=== Assignment ===
Check each line of the listing below for the string "Servers", then copy every line that has it.

=== Listed records ===
────

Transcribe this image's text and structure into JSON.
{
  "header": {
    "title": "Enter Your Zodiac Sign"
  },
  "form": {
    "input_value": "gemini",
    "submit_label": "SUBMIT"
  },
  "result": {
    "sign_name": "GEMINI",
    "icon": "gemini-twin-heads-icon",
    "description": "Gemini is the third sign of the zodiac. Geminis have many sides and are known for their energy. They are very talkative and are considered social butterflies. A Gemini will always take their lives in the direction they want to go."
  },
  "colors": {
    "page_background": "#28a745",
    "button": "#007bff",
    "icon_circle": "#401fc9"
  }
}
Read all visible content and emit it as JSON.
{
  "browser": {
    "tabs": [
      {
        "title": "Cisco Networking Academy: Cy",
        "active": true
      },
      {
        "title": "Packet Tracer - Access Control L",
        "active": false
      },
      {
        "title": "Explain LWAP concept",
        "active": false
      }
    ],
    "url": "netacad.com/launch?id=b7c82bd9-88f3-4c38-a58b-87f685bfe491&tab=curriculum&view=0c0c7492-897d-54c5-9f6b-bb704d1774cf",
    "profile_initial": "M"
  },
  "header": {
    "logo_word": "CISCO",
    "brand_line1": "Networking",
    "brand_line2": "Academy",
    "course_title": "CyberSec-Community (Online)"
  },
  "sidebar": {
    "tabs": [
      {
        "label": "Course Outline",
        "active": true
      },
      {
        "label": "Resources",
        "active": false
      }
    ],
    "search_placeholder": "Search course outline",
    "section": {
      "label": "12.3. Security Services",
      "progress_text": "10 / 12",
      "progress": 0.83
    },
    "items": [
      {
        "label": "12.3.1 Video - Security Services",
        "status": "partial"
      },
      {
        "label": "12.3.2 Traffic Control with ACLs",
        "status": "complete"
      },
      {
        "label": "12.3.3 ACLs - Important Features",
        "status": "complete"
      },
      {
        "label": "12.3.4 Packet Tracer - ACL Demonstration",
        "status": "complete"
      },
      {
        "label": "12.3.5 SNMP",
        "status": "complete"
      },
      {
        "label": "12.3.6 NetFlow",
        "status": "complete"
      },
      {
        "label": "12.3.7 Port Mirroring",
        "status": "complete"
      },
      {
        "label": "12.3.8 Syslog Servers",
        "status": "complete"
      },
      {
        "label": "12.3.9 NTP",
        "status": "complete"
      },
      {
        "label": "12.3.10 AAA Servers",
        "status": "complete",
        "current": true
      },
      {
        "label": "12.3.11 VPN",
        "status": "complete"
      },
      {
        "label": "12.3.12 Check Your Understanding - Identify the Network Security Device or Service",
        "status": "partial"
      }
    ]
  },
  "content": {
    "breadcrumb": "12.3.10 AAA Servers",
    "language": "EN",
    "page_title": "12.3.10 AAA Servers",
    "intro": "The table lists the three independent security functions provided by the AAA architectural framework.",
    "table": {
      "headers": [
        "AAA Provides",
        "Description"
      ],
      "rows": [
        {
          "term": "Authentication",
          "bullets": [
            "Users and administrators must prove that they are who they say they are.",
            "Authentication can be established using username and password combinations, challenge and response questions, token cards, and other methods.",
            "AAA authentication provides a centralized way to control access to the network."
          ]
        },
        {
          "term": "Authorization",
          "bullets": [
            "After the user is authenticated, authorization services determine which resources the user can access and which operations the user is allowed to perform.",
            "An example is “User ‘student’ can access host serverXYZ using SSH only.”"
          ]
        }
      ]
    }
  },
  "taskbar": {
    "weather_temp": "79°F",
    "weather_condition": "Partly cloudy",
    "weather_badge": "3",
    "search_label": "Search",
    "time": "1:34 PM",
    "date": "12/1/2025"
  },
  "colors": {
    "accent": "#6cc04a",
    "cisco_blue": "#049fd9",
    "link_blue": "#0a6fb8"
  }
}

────

=== Exercise response ===
        "label": "12.3.8 Syslog Servers",
        "label": "12.3.10 AAA Servers",
    "breadcrumb": "12.3.10 AAA Servers",
    "page_title": "12.3.10 AAA Servers",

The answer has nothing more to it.